**GIVEN DATA**
═══
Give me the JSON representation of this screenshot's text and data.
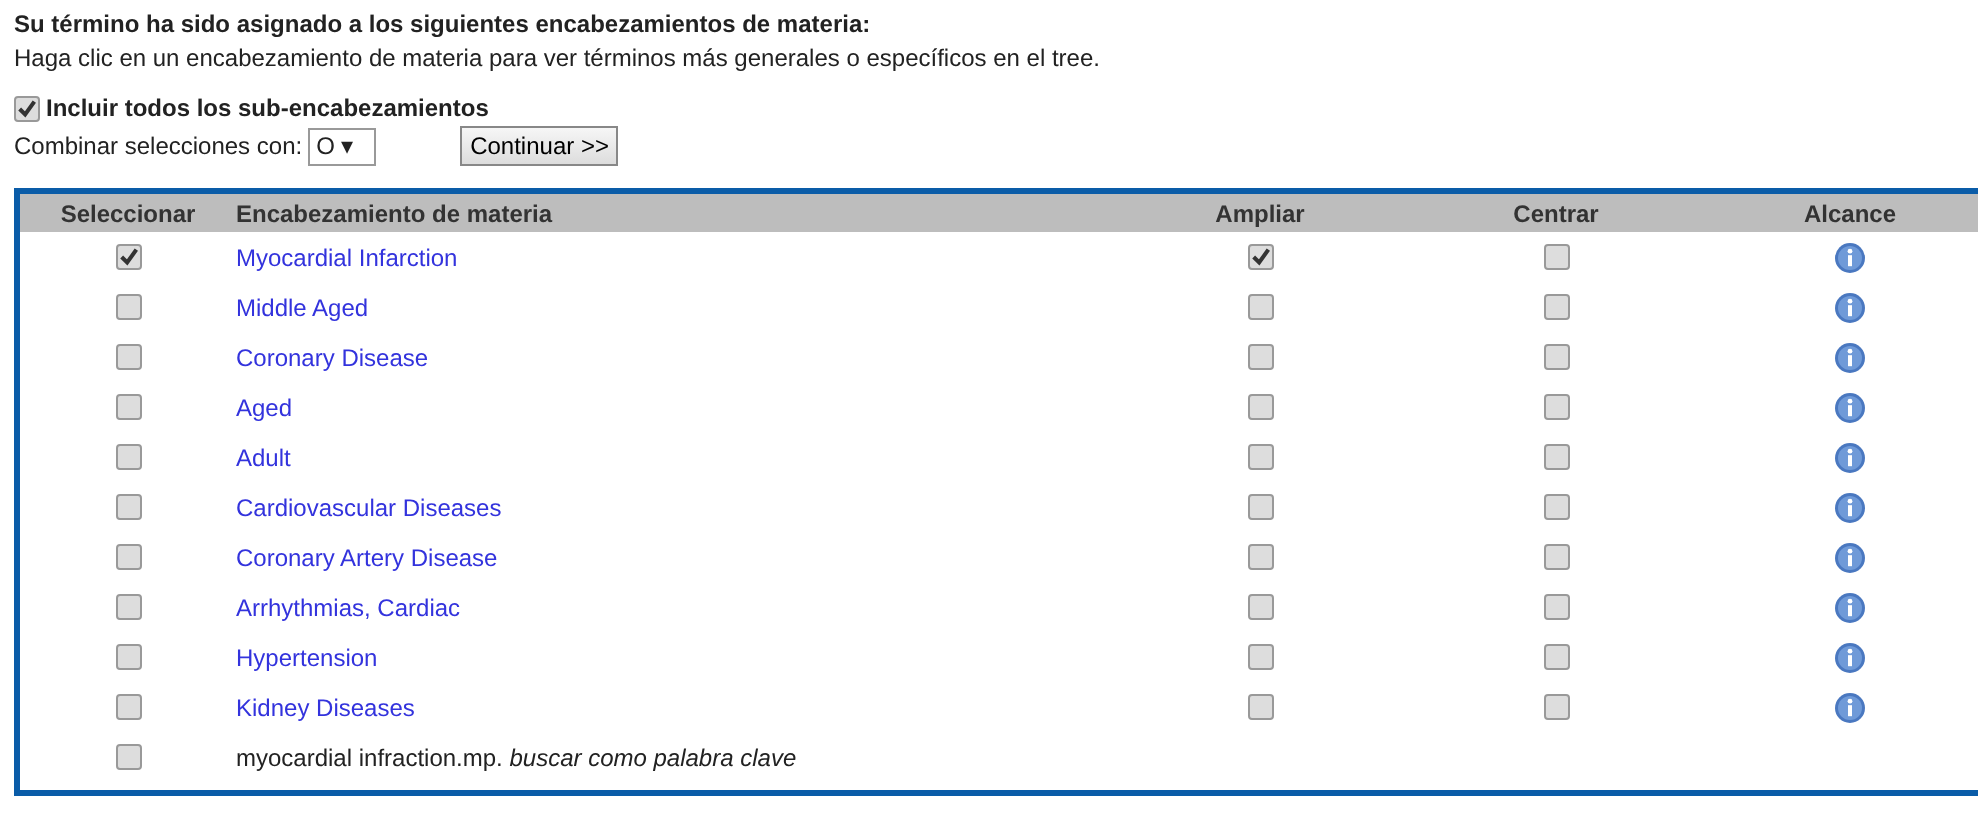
{
  "heading": "Su término ha sido asignado a los siguientes encabezamientos de materia:",
  "instructions": "Haga clic en un encabezamiento de materia para ver términos más generales o específicos en el tree.",
  "include_sub": {
    "label": "Incluir todos los sub-encabezamientos",
    "checked": true
  },
  "combine": {
    "label": "Combinar selecciones con:",
    "value": "O ▾"
  },
  "continue_button": "Continuar >>",
  "table": {
    "columns": [
      "Seleccionar",
      "Encabezamiento de materia",
      "Ampliar",
      "Centrar",
      "Alcance"
    ],
    "rows": [
      {
        "kind": "heading",
        "label": "Myocardial Infarction",
        "select": true,
        "explode": true,
        "focus": false
      },
      {
        "kind": "heading",
        "label": "Middle Aged",
        "select": false,
        "explode": false,
        "focus": false
      },
      {
        "kind": "heading",
        "label": "Coronary Disease",
        "select": false,
        "explode": false,
        "focus": false
      },
      {
        "kind": "heading",
        "label": "Aged",
        "select": false,
        "explode": false,
        "focus": false
      },
      {
        "kind": "heading",
        "label": "Adult",
        "select": false,
        "explode": false,
        "focus": false
      },
      {
        "kind": "heading",
        "label": "Cardiovascular Diseases",
        "select": false,
        "explode": false,
        "focus": false
      },
      {
        "kind": "heading",
        "label": "Coronary Artery Disease",
        "select": false,
        "explode": false,
        "focus": false
      },
      {
        "kind": "heading",
        "label": "Arrhythmias, Cardiac",
        "select": false,
        "explode": false,
        "focus": false
      },
      {
        "kind": "heading",
        "label": "Hypertension",
        "select": false,
        "explode": false,
        "focus": false
      },
      {
        "kind": "heading",
        "label": "Kidney Diseases",
        "select": false,
        "explode": false,
        "focus": false
      },
      {
        "kind": "keyword",
        "label": "myocardial infraction.mp. *buscar como palabra clave*",
        "select": false
      }
    ]
  }
}
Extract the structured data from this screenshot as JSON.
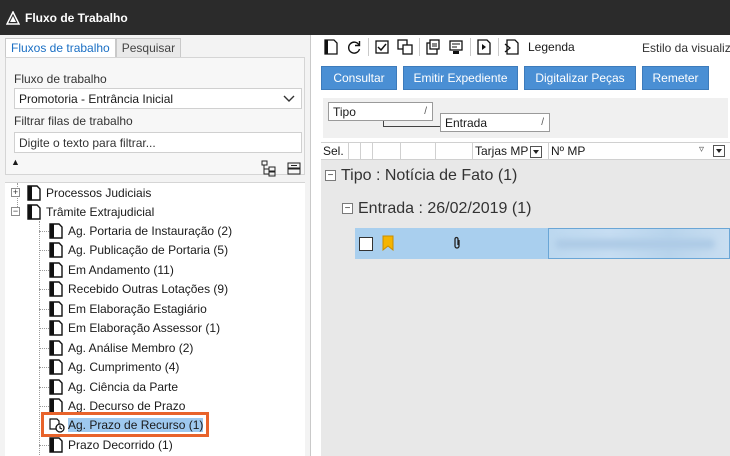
{
  "window": {
    "title": "Fluxo de Trabalho"
  },
  "left": {
    "tabs": [
      {
        "label": "Fluxos de trabalho",
        "active": true
      },
      {
        "label": "Pesquisar",
        "active": false
      }
    ],
    "workflow_label": "Fluxo de trabalho",
    "workflow_value": "Promotoria - Entrância Inicial",
    "filter_label": "Filtrar filas de trabalho",
    "filter_value": "Digite o texto para filtrar...",
    "tree": [
      {
        "label": "Processos Judiciais",
        "expander": "+"
      },
      {
        "label": "Trâmite Extrajudicial",
        "expander": "−"
      },
      {
        "label": "Ag. Portaria de Instauração (2)"
      },
      {
        "label": "Ag. Publicação de Portaria (5)"
      },
      {
        "label": "Em Andamento (11)"
      },
      {
        "label": "Recebido Outras Lotações (9)"
      },
      {
        "label": "Em Elaboração Estagiário"
      },
      {
        "label": "Em Elaboração Assessor (1)"
      },
      {
        "label": "Ag. Análise Membro (2)"
      },
      {
        "label": "Ag. Cumprimento (4)"
      },
      {
        "label": "Ag. Ciência da Parte"
      },
      {
        "label": "Ag. Decurso de Prazo"
      },
      {
        "label": "Ag. Prazo de Recurso (1)",
        "selected": true
      },
      {
        "label": "Prazo Decorrido (1)"
      }
    ]
  },
  "right": {
    "toolbar": {
      "legend_label": "Legenda",
      "style_label": "Estilo da visualiz"
    },
    "actions": [
      "Consultar",
      "Emitir Expediente",
      "Digitalizar Peças",
      "Remeter"
    ],
    "group_chips": [
      "Tipo",
      "Entrada"
    ],
    "columns": {
      "sel": "Sel.",
      "tarjas": "Tarjas MP",
      "numero": "Nº MP"
    },
    "groups": {
      "level1": {
        "text": "Tipo : Notícia de Fato  (1)",
        "expander": "−"
      },
      "level2": {
        "text": "Entrada : 26/02/2019  (1)",
        "expander": "−"
      }
    }
  },
  "colors": {
    "titlebar": "#2b2b2b",
    "button": "#4a8fd4",
    "selected_row": "#a9cfee",
    "highlight_border": "#e8632b",
    "tab_active_text": "#1a6fc4"
  }
}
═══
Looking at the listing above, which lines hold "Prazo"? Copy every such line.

        "label": "Ag. Decurso de Prazo"
        "label": "Ag. Prazo de Recurso (1)",
        "label": "Prazo Decorrido (1)"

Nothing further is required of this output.